Not only that but Squid Game carries echoes of popular suspenseful shows like Lost and Battle Royale. Squid Game is no different because it hits a powerful chord with so many all around the world. That kind of desperation resonates with a lot of people despite the language barrier. The unashamedly harsh critique of capitalism and portrayal of class anxiety are very real in the series.

Never before has something from another part of the world reached such high acclaim on Netflix and considered to be a tremendous achievement. As a lifelong fan of K-drama television shows like Liar’s Game and Korean comics (Manhwa) such as Sweet and Sensitive, it brings me great joy to see shows that would not usually get a look in in the normal blockbuster spotlight. However, the majority of viewers have watched the dubbed version without subtitles.
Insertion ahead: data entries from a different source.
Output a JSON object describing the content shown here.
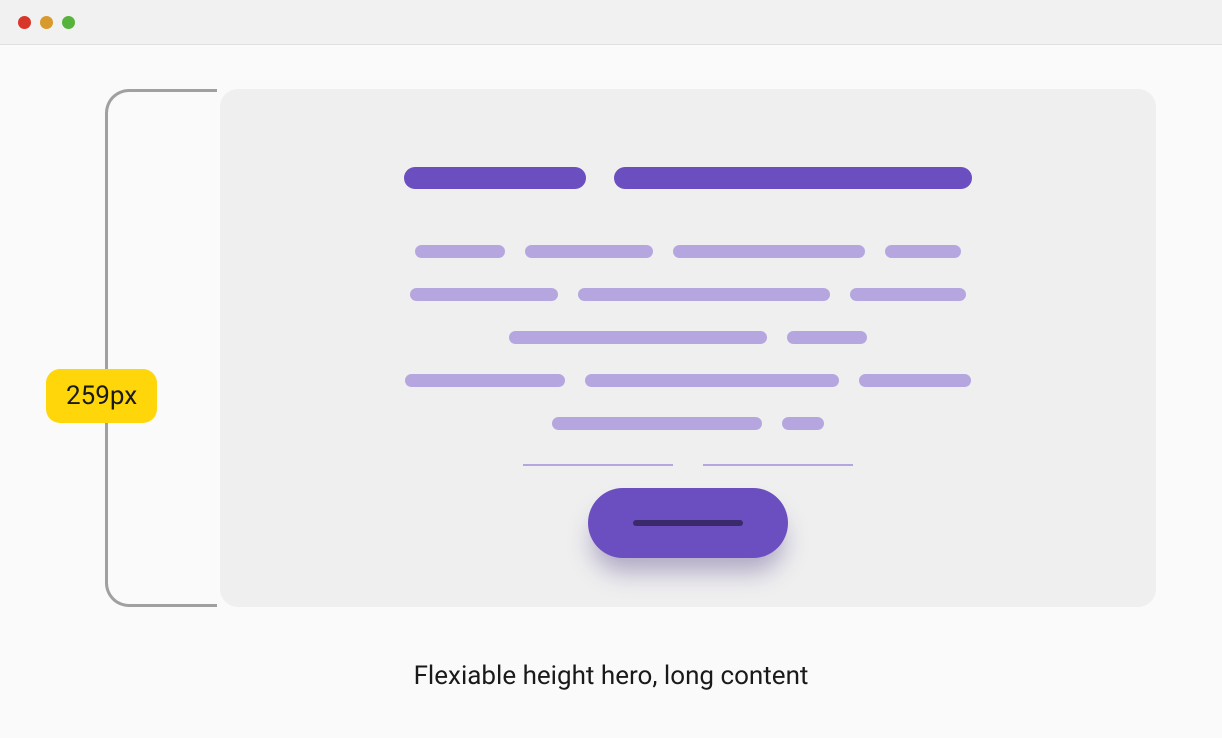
{
  "measurement": {
    "label": "259px"
  },
  "caption": "Flexiable height hero, long content",
  "colors": {
    "accent": "#6b4ec0",
    "accent_light": "#b6a6e0",
    "badge": "#ffd60a",
    "card_bg": "#efefef"
  },
  "hero": {
    "title_bars": [
      182,
      358
    ],
    "body_rows": [
      [
        90,
        128,
        192,
        76
      ],
      [
        148,
        252,
        116
      ],
      [
        258,
        80
      ],
      [
        160,
        254,
        112
      ],
      [
        210,
        42
      ]
    ]
  }
}
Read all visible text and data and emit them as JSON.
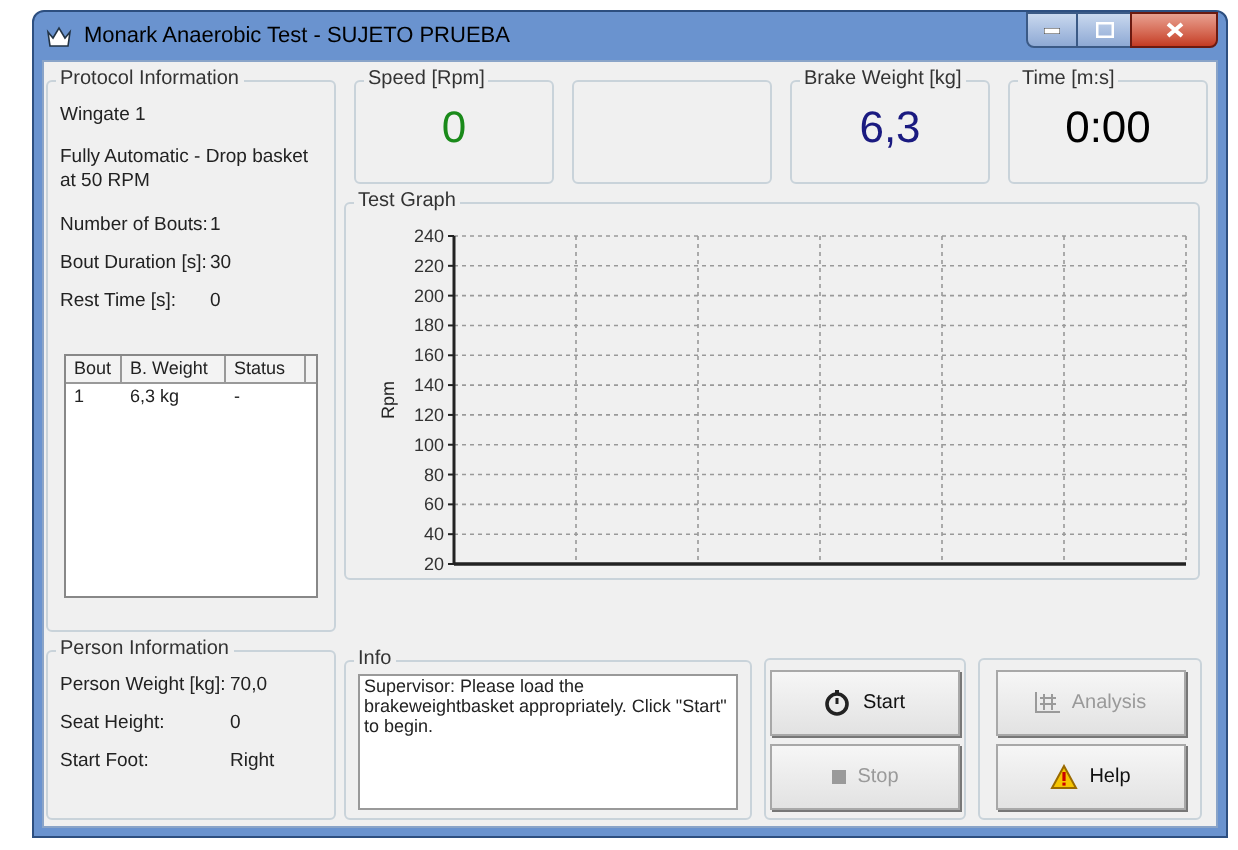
{
  "window": {
    "title": "Monark Anaerobic Test - SUJETO PRUEBA"
  },
  "protocol": {
    "title": "Protocol Information",
    "name": "Wingate 1",
    "mode": "Fully Automatic - Drop basket at 50 RPM",
    "fields": [
      {
        "label": "Number of Bouts:",
        "value": "1"
      },
      {
        "label": "Bout Duration [s]:",
        "value": "30"
      },
      {
        "label": "Rest Time [s]:",
        "value": "0"
      }
    ],
    "table": {
      "columns": [
        "Bout",
        "B. Weight",
        "Status"
      ],
      "rows": [
        [
          "1",
          "6,3 kg",
          "-"
        ]
      ]
    }
  },
  "person": {
    "title": "Person Information",
    "fields": [
      {
        "label": "Person Weight [kg]:",
        "value": "70,0"
      },
      {
        "label": "Seat Height:",
        "value": "0"
      },
      {
        "label": "Start Foot:",
        "value": "Right"
      }
    ]
  },
  "readouts": [
    {
      "label": "Speed [Rpm]",
      "value": "0",
      "color": "#1a8a1a"
    },
    {
      "kind": "blank"
    },
    {
      "label": "Brake Weight [kg]",
      "value": "6,3",
      "color": "#1a1a80"
    },
    {
      "label": "Time [m:s]",
      "value": "0:00",
      "color": "#000000"
    }
  ],
  "graph": {
    "title": "Test Graph",
    "chart_data": {
      "type": "line",
      "categories": [
        null,
        null,
        null,
        null,
        null,
        null
      ],
      "grid": true,
      "ylabel": "Rpm",
      "ylim": [
        20,
        240
      ],
      "yticks": [
        20,
        40,
        60,
        80,
        100,
        120,
        140,
        160,
        180,
        200,
        220,
        240
      ]
    }
  },
  "info": {
    "title": "Info",
    "text": "Supervisor: Please load the brakeweightbasket appropriately. Click \"Start\" to begin."
  },
  "buttons": [
    {
      "kind": "start",
      "label": "Start",
      "disabled": false
    },
    {
      "kind": "stop",
      "label": "Stop",
      "disabled": true
    },
    {
      "kind": "analysis",
      "label": "Analysis",
      "disabled": true
    },
    {
      "kind": "help",
      "label": "Help",
      "disabled": false
    }
  ]
}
Being exposed to other cultures and other countries’ own eccentricities, language and culture can put you on a stepping stone to opening your views on the world around you and it is always for the better. Facial expression, tone and emotion carry important messages that translate regardless of any language barrier.

However, critics have argued that cultural references and overall tone are snipped out in favour of neatly sandwiching the language into more easily recognisable English, and well, t he y are not wrong about that.

Watching media in the intended language provides the raw copy with no shortcuts. No easy washed-out version that has been subdued for a non-Korean audience. It gives you the version the director wanted you to see. Even if you are only able to watch the dubbed version I urge you to put on the subtitles as well so that you get the best of both worlds. Swallow your aversion to subtitles and give it a chance.

You’ll get so much more from your viewing.

A Christmas cracker

People do not really give enough credit to Keydell Nurseries in Horndean.

They have been going above and beyond for many years and have a well-earned reputation as one of the calendar-marked Christmas events, so why are so few people talking about it?

Walking into the garden centre is a proper critically acclaimed Christmas cracker.

The Christmas aisle alone is such a vast array of twinkling rainbow lights you feel as though you have walked through a fairyland of multi-coloured penguins, polar bears and darling little elves. Sure, there is the sweet gamey scent of reindeer to contend with as our hooved friends are trotted out every year, but it is all part of the holiday experience.

The miniature Christmas village with its twinkling lights is so adorable the youngsters stare wide eyed at the spectacle.

You are transported to a winter wonderland with relative ease. If you have never been, start early.

My new favourite treat

I discovered something new for the taste buds the other day. A brilliant buttery American creation that I was woefully ignorant of until recently.

A swirly sweetmeat of yellow that is super easy to make and good for a quick snack on cold winter days. Move over hot soup and say ‘hello’ to butter noodles.

Although they didn’t take off in Italy, the traditional ‘home’ of pasta, it was in San Francisco where they came to the forefront of quick snacks in the 1970s. Butter noodles are now a likely contender to becoming one of my new relished dishes.

Probably not the healthiest of my new found obsessions, but remarkably tasty. The strange melding of flavours works exceedingly well. Simply boil some egg noodles adding a smattering of salt to the water. Then drain and mix in some golden butter.

It sounds strange but the taste is rather unique and delish.